Entries shown:
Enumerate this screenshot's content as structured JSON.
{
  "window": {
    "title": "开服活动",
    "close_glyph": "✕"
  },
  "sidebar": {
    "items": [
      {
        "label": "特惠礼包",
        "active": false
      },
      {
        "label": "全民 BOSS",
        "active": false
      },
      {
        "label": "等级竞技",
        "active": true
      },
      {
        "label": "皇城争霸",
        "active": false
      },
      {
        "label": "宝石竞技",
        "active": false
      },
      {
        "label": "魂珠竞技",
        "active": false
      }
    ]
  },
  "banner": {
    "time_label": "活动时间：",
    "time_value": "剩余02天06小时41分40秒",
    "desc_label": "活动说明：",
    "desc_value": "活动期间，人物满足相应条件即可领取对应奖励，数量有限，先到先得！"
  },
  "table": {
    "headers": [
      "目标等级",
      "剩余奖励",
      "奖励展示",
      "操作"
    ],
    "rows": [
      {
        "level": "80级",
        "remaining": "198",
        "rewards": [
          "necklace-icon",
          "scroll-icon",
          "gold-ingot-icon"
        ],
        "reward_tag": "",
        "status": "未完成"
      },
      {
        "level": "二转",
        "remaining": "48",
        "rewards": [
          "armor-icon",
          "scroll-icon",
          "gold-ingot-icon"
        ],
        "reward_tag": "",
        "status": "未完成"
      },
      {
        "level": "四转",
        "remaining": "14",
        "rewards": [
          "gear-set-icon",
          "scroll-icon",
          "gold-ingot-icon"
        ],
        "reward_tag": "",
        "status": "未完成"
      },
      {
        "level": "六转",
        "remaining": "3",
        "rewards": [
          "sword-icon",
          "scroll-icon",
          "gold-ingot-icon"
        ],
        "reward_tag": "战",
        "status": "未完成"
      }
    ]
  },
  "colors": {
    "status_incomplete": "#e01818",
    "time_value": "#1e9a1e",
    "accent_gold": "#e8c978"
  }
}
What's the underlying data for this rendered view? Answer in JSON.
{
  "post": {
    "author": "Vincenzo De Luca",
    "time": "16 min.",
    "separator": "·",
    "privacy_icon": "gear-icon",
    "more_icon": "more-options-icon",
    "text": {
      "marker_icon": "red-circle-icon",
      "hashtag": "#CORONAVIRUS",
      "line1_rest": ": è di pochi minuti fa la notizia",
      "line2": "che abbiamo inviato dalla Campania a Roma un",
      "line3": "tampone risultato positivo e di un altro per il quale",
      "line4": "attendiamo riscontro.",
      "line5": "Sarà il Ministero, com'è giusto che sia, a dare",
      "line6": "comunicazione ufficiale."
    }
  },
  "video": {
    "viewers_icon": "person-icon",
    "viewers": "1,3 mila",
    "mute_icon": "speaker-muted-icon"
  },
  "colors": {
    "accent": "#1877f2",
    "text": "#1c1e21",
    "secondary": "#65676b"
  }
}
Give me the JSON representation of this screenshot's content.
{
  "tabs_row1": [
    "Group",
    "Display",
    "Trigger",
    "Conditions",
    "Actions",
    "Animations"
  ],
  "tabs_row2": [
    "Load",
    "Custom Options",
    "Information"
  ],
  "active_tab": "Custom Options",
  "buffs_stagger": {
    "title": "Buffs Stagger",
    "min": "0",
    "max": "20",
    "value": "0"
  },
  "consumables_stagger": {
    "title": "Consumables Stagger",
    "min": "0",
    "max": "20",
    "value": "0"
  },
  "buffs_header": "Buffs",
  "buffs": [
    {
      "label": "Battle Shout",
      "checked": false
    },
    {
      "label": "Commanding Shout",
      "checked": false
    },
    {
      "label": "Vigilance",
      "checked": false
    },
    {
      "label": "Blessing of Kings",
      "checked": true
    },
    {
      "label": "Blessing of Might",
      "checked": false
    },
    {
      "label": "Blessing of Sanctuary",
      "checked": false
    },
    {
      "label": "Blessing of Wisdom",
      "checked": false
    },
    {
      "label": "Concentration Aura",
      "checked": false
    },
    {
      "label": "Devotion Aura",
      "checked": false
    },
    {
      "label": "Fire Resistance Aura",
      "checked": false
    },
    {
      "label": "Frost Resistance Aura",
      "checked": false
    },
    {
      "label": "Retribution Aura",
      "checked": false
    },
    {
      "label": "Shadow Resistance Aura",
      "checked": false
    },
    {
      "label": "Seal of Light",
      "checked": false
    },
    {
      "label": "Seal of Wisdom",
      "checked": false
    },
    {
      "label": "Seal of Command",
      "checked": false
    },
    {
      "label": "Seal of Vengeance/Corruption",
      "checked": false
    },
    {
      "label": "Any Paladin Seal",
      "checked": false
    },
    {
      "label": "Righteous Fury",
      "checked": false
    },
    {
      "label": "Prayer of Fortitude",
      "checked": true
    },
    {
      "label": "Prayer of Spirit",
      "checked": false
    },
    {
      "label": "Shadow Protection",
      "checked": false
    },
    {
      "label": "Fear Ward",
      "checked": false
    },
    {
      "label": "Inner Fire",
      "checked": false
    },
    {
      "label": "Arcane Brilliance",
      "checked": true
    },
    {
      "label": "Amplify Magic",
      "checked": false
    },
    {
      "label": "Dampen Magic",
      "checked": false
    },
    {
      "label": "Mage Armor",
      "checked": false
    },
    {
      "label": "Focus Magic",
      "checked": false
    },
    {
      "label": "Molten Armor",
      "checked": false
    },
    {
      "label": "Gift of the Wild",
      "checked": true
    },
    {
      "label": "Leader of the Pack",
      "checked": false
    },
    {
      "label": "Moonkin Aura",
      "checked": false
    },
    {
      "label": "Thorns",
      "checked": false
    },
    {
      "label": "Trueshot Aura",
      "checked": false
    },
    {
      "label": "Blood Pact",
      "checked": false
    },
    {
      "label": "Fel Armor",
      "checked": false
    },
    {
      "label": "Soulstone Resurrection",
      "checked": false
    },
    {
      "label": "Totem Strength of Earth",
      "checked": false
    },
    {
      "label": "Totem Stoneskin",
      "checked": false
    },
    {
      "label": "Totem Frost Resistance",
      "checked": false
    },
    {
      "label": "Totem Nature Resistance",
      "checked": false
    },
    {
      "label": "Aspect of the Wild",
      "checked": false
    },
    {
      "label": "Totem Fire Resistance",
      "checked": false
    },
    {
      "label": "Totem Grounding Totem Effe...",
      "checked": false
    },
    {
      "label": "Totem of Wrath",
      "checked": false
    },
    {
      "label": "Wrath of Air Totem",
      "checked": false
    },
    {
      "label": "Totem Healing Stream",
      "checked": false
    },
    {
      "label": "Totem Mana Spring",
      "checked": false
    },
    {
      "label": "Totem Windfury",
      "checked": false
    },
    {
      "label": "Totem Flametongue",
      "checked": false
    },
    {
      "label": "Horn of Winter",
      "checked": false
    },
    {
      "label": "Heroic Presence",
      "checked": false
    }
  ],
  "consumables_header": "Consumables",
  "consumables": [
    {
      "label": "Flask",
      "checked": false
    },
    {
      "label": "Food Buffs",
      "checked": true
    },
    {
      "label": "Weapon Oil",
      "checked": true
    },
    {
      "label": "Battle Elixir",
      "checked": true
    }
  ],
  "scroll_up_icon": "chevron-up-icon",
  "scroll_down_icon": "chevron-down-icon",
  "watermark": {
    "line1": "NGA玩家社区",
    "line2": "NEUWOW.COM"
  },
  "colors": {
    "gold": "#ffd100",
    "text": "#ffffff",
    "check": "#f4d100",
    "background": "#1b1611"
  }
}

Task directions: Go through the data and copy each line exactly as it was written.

Response box:
Enumerate this screenshot's content as structured JSON.
{
  "window": {
    "title": "开服活动",
    "close_glyph": "✕"
  },
  "sidebar": {
    "items": [
      {
        "label": "特惠礼包",
        "active": false
      },
      {
        "label": "全民 BOSS",
        "active": false
      },
      {
        "label": "等级竞技",
        "active": true
      },
      {
        "label": "皇城争霸",
        "active": false
      },
      {
        "label": "宝石竞技",
        "active": false
      },
      {
        "label": "魂珠竞技",
        "active": false
      }
    ]
  },
  "banner": {
    "time_label": "活动时间：",
    "time_value": "剩余02天06小时41分40秒",
    "desc_label": "活动说明：",
    "desc_value": "活动期间，人物满足相应条件即可领取对应奖励，数量有限，先到先得！"
  },
  "table": {
    "headers": [
      "目标等级",
      "剩余奖励",
      "奖励展示",
      "操作"
    ],
    "rows": [
      {
        "level": "80级",
        "remaining": "198",
        "rewards": [
          "necklace-icon",
          "scroll-icon",
          "gold-ingot-icon"
        ],
        "reward_tag": "",
        "status": "未完成"
      },
      {
        "level": "二转",
        "remaining": "48",
        "rewards": [
          "armor-icon",
          "scroll-icon",
          "gold-ingot-icon"
        ],
        "reward_tag": "",
        "status": "未完成"
      },
      {
        "level": "四转",
        "remaining": "14",
        "rewards": [
          "gear-set-icon",
          "scroll-icon",
          "gold-ingot-icon"
        ],
        "reward_tag": "",
        "status": "未完成"
      },
      {
        "level": "六转",
        "remaining": "3",
        "rewards": [
          "sword-icon",
          "scroll-icon",
          "gold-ingot-icon"
        ],
        "reward_tag": "战",
        "status": "未完成"
      }
    ]
  },
  "colors": {
    "status_incomplete": "#e01818",
    "time_value": "#1e9a1e",
    "accent_gold": "#e8c978"
  }
}
What's the underlying data for this rendered view? Answer in JSON.
{
  "post": {
    "author": "Vincenzo De Luca",
    "time": "16 min.",
    "separator": "·",
    "privacy_icon": "gear-icon",
    "more_icon": "more-options-icon",
    "text": {
      "marker_icon": "red-circle-icon",
      "hashtag": "#CORONAVIRUS",
      "line1_rest": ": è di pochi minuti fa la notizia",
      "line2": "che abbiamo inviato dalla Campania a Roma un",
      "line3": "tampone risultato positivo e di un altro per il quale",
      "line4": "attendiamo riscontro.",
      "line5": "Sarà il Ministero, com'è giusto che sia, a dare",
      "line6": "comunicazione ufficiale."
    }
  },
  "video": {
    "viewers_icon": "person-icon",
    "viewers": "1,3 mila",
    "mute_icon": "speaker-muted-icon"
  },
  "colors": {
    "accent": "#1877f2",
    "text": "#1c1e21",
    "secondary": "#65676b"
  }
}
Give me the JSON representation of this screenshot's content.
{
  "tabs_row1": [
    "Group",
    "Display",
    "Trigger",
    "Conditions",
    "Actions",
    "Animations"
  ],
  "tabs_row2": [
    "Load",
    "Custom Options",
    "Information"
  ],
  "active_tab": "Custom Options",
  "buffs_stagger": {
    "title": "Buffs Stagger",
    "min": "0",
    "max": "20",
    "value": "0"
  },
  "consumables_stagger": {
    "title": "Consumables Stagger",
    "min": "0",
    "max": "20",
    "value": "0"
  },
  "buffs_header": "Buffs",
  "buffs": [
    {
      "label": "Battle Shout",
      "checked": false
    },
    {
      "label": "Commanding Shout",
      "checked": false
    },
    {
      "label": "Vigilance",
      "checked": false
    },
    {
      "label": "Blessing of Kings",
      "checked": true
    },
    {
      "label": "Blessing of Might",
      "checked": false
    },
    {
      "label": "Blessing of Sanctuary",
      "checked": false
    },
    {
      "label": "Blessing of Wisdom",
      "checked": false
    },
    {
      "label": "Concentration Aura",
      "checked": false
    },
    {
      "label": "Devotion Aura",
      "checked": false
    },
    {
      "label": "Fire Resistance Aura",
      "checked": false
    },
    {
      "label": "Frost Resistance Aura",
      "checked": false
    },
    {
      "label": "Retribution Aura",
      "checked": false
    },
    {
      "label": "Shadow Resistance Aura",
      "checked": false
    },
    {
      "label": "Seal of Light",
      "checked": false
    },
    {
      "label": "Seal of Wisdom",
      "checked": false
    },
    {
      "label": "Seal of Command",
      "checked": false
    },
    {
      "label": "Seal of Vengeance/Corruption",
      "checked": false
    },
    {
      "label": "Any Paladin Seal",
      "checked": false
    },
    {
      "label": "Righteous Fury",
      "checked": false
    },
    {
      "label": "Prayer of Fortitude",
      "checked": true
    },
    {
      "label": "Prayer of Spirit",
      "checked": false
    },
    {
      "label": "Shadow Protection",
      "checked": false
    },
    {
      "label": "Fear Ward",
      "checked": false
    },
    {
      "label": "Inner Fire",
      "checked": false
    },
    {
      "label": "Arcane Brilliance",
      "checked": true
    },
    {
      "label": "Amplify Magic",
      "checked": false
    },
    {
      "label": "Dampen Magic",
      "checked": false
    },
    {
      "label": "Mage Armor",
      "checked": false
    },
    {
      "label": "Focus Magic",
      "checked": false
    },
    {
      "label": "Molten Armor",
      "checked": false
    },
    {
      "label": "Gift of the Wild",
      "checked": true
    },
    {
      "label": "Leader of the Pack",
      "checked": false
    },
    {
      "label": "Moonkin Aura",
      "checked": false
    },
    {
      "label": "Thorns",
      "checked": false
    },
    {
      "label": "Trueshot Aura",
      "checked": false
    },
    {
      "label": "Blood Pact",
      "checked": false
    },
    {
      "label": "Fel Armor",
      "checked": false
    },
    {
      "label": "Soulstone Resurrection",
      "checked": false
    },
    {
      "label": "Totem Strength of Earth",
      "checked": false
    },
    {
      "label": "Totem Stoneskin",
      "checked": false
    },
    {
      "label": "Totem Frost Resistance",
      "checked": false
    },
    {
      "label": "Totem Nature Resistance",
      "checked": false
    },
    {
      "label": "Aspect of the Wild",
      "checked": false
    },
    {
      "label": "Totem Fire Resistance",
      "checked": false
    },
    {
      "label": "Totem Grounding Totem Effe...",
      "checked": false
    },
    {
      "label": "Totem of Wrath",
      "checked": false
    },
    {
      "label": "Wrath of Air Totem",
      "checked": false
    },
    {
      "label": "Totem Healing Stream",
      "checked": false
    },
    {
      "label": "Totem Mana Spring",
      "checked": false
    },
    {
      "label": "Totem Windfury",
      "checked": false
    },
    {
      "label": "Totem Flametongue",
      "checked": false
    },
    {
      "label": "Horn of Winter",
      "checked": false
    },
    {
      "label": "Heroic Presence",
      "checked": false
    }
  ],
  "consumables_header": "Consumables",
  "consumables": [
    {
      "label": "Flask",
      "checked": false
    },
    {
      "label": "Food Buffs",
      "checked": true
    },
    {
      "label": "Weapon Oil",
      "checked": true
    },
    {
      "label": "Battle Elixir",
      "checked": true
    }
  ],
  "scroll_up_icon": "chevron-up-icon",
  "scroll_down_icon": "chevron-down-icon",
  "watermark": {
    "line1": "NGA玩家社区",
    "line2": "NEUWOW.COM"
  },
  "colors": {
    "gold": "#ffd100",
    "text": "#ffffff",
    "check": "#f4d100",
    "background": "#1b1611"
  }
}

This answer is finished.